» Work request: Search the records below for the word "icon" and show every line where it occurs.

[Dataset rows describing interfaces]

---

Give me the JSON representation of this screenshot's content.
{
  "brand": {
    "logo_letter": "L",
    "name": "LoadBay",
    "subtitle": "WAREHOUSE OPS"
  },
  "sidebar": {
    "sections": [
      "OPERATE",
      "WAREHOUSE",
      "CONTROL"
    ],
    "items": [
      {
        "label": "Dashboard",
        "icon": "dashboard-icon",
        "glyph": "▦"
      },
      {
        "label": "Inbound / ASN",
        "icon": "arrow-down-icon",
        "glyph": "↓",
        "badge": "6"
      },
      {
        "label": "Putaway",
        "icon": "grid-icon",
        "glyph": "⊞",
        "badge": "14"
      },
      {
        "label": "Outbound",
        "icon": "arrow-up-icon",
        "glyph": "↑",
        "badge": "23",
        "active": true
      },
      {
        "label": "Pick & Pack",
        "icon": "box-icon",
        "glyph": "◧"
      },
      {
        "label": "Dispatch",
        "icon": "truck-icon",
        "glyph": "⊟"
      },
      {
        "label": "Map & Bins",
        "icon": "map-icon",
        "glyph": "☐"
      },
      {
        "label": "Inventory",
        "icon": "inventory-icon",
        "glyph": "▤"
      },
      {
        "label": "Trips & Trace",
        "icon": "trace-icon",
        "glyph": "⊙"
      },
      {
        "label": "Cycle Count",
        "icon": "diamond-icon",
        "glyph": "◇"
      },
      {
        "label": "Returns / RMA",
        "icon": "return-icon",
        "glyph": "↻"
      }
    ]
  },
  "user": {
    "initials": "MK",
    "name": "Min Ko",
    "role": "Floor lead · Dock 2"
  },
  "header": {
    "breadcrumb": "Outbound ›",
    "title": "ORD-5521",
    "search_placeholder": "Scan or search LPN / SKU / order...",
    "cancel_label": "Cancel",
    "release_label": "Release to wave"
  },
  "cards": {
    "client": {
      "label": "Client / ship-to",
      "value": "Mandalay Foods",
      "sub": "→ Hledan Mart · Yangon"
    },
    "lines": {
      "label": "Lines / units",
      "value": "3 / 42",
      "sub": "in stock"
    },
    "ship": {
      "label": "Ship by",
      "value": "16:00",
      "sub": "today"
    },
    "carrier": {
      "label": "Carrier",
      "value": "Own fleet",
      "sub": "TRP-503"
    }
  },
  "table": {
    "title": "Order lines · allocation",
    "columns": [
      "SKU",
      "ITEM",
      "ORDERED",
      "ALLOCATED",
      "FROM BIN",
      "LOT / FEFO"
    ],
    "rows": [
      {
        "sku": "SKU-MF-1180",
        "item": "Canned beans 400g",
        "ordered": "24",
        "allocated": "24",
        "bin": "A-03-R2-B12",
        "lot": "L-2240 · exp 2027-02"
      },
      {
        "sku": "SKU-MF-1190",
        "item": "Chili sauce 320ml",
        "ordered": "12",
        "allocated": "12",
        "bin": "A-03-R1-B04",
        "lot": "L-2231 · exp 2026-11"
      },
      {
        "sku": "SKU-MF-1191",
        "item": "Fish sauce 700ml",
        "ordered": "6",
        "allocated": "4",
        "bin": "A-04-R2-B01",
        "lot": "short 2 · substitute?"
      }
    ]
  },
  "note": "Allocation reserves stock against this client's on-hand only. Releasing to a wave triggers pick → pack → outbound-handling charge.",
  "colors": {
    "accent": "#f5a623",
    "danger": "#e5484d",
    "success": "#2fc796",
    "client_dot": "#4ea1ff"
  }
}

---

» Exercise output:
        "icon": "dashboard-icon",
        "icon": "arrow-down-icon",
        "icon": "grid-icon",
        "icon": "arrow-up-icon",
        "icon": "box-icon",
        "icon": "truck-icon",
        "icon": "map-icon",
        "icon": "inventory-icon",
        "icon": "trace-icon",
        "icon": "diamond-icon",
        "icon": "return-icon",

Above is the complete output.